Chris Lilley is being criticised for his use of blackface following the release of his new Netflix show Lunatics.
The Australian actor has been condemned for his use of blackface before, and the introduction of his new character Jana appears to be more of the same. Jana is described as a “South African lesbian and a pet psychic”, and has an afro and thick South African accent.
Say hello to six new characters from the mind of Chris Lilley. Lunatics premieres April 19 pic.twitter.com/6aAeRiDDmH— See What’s Next (@seewhatsnext) April 10, 2019
Numerous people have defended the actor, saying he is making a satirical point about transracialism, inspired by the likes of Rachel Dolezal. Even if this is so, it seems askew for Netflix to give priority to a white man with a history of problematic blackface, to address this issue, instead of passing the mic to black creatives who probably have a lot to say about Rachel.
- Take time to remember one of the bloodiest act of violent oppression in Britain’s colonial occupation that took place in Amritsar, India, 100 years ago on April 13, 1919. The Jallianwala Bagh massacre saw over 500 unarmed men, women and children, who were attending a political meeting in the infamous walled garden, gunned down with 1,650 rounds of bullets.

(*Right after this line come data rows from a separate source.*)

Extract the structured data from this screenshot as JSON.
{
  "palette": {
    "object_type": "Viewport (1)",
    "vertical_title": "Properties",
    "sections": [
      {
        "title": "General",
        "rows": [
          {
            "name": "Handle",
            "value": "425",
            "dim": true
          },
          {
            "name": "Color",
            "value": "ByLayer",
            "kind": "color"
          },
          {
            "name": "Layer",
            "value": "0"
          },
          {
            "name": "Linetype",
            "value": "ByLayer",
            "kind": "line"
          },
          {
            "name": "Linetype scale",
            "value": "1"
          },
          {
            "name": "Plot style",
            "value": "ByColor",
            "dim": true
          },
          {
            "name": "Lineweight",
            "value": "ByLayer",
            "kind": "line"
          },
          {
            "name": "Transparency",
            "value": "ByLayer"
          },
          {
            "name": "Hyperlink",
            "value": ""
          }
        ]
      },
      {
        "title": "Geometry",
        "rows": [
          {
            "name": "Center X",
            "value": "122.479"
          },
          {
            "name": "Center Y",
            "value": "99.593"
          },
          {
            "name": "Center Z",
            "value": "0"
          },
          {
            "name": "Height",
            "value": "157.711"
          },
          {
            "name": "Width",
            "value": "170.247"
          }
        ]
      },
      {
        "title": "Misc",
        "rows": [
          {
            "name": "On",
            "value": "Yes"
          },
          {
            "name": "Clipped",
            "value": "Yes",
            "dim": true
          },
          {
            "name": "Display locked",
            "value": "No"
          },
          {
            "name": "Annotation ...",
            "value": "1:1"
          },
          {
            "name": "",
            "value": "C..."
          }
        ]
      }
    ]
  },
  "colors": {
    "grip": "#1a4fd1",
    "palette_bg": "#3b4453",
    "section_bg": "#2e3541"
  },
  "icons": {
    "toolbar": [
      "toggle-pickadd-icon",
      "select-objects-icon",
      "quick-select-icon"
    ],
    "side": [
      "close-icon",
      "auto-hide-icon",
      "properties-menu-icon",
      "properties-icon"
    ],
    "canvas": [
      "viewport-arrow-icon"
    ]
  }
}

- Head and Shoulders have been accused of cultural appropriation after advertising the traditional African hairstyle cornrows as an “English braid”.
Hi @hellomag. Can you explain why you’ve referred to this hairstyle as an ‘English braid’, please? These look like cornrows/canerows – an ancient traditional African style of hair grooming. There’s concern that this ‘rebranding’ is cultural appropriation. CC: @FA @headshouldersuk pic.twitter.com/WjcuXbGnK4— Nadine White (@Nadine_Writes) April 9, 2019
- Iconic 90s documentary capturing Harlem’s drag ball scene, Paris Is Burning, has been re-released.
- At least five transgender candidates are standing in India’s national election, a turning point for a hugely marginalised community.
- Who remembers, Lizzie McGuire’s best mate Miranda Sanchez? The actress who played her, Lalaine Vergara-Paras has opened up about being forced to look “as white as possible” in Hollywood, and regularly masked her Filipino heritage.
- Sports Minister Mims Davies gave an oral statement on racism in football, vowing to review football’s current sanctioning regime, and increase the number of people from BAME backgrounds in football professions beyond playing.
- The son of a Louisiana police deputy, Holden Matthews, has been arrested as the suspect in three fires at black churches.
- China’s Xinjiang government has used the Christchurch terror attack to justify its mass surveillance and detention of Uyghur Muslims, saying they are protecting rather than oppressing the minority population. Sorry, what?
- Abortion has been banned in South Korea for 66 years, but this is set to change after the court ruled it must be lifted by the end of 2020. Previously, women who had abortions in SK could face up to a year in prison and be fined over £1.5k.
- Arts Council England has launched research into BAME representation in children’s literature, saying it does not “adequately reflect the diversity of twenty-first century Britain”.
- Good news: your landlord can no longer throw you out of your rented accommodation on short notice for no reason
Moment of the week
“You’ll be my valentine in the summer.” #SummertimeMagic— Culture Cropped (@culturecropped) April 13, 2019
Have you seen Donald Glover/Childish Gambino and Rihanna in #GuavaIsland yet? The 54-minute film was shot in secret last year in Cuba. It’s streaming free only until Sunday 9:00am PHT: https://t.co/FDp3u3ZXE6 pic.twitter.com/Ri1f9bN9Kl
Donald Glover and Rihanna’s film Guava Island is finally here and it’s amazing. What could be better than a full hour of Childish Gambino songs reworked as a serenade, scenes with a carnival atmosphere, and looks from GQ’s Mobolaji Dawodu.